━━━ Given entries ━━━
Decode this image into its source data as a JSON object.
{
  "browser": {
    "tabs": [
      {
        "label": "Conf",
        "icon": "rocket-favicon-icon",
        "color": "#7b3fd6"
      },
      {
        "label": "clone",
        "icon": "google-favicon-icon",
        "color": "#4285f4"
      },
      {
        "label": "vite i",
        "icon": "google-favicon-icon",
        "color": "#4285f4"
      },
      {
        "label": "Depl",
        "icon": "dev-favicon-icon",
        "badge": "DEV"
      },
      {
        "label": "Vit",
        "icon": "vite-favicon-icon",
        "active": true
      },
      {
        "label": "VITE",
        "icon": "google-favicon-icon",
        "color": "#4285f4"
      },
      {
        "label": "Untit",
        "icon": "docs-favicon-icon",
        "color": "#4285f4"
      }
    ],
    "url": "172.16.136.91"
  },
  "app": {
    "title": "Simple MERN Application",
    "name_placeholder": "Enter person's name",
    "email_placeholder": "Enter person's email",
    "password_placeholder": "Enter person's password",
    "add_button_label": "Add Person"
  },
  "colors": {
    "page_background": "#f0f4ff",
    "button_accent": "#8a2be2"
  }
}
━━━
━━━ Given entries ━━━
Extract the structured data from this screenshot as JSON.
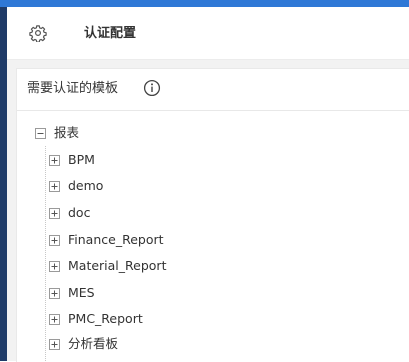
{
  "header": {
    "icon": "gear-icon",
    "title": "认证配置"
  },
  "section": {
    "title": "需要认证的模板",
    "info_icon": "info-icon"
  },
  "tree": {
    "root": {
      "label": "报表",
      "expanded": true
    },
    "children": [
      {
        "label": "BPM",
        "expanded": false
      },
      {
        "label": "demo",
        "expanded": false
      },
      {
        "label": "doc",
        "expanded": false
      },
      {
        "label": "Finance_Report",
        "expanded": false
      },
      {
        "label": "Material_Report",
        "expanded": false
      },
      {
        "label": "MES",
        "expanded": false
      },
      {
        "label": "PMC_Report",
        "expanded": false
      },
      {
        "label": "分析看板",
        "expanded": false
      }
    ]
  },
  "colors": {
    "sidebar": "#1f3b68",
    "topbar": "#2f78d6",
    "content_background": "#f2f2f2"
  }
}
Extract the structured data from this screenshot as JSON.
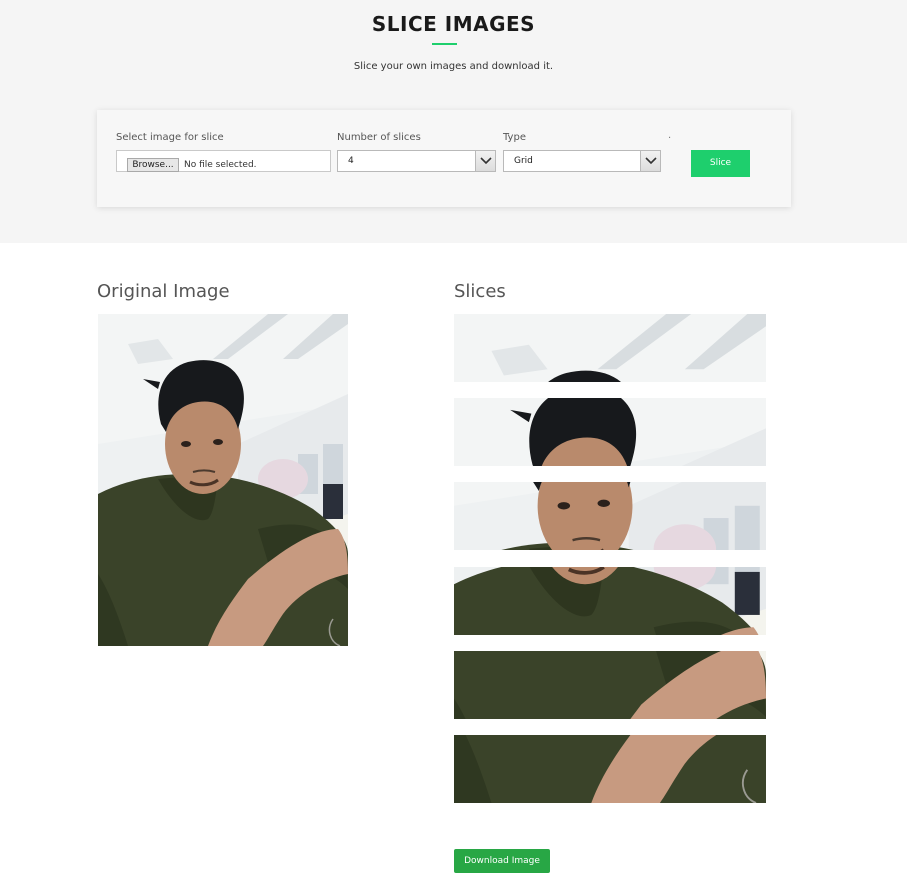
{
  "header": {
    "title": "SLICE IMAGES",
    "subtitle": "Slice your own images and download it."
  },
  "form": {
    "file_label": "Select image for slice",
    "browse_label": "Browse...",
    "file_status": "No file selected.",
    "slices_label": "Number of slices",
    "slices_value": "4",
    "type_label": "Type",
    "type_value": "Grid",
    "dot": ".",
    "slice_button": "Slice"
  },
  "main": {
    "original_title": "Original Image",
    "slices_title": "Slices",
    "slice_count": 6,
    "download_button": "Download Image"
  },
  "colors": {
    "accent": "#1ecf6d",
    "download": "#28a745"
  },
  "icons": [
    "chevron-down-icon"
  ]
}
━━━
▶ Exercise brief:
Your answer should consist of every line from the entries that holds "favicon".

▶ Task solution:
        "icon": "rocket-favicon-icon",
        "icon": "google-favicon-icon",
        "icon": "google-favicon-icon",
        "icon": "dev-favicon-icon",
        "icon": "vite-favicon-icon",
        "icon": "google-favicon-icon",
        "icon": "docs-favicon-icon",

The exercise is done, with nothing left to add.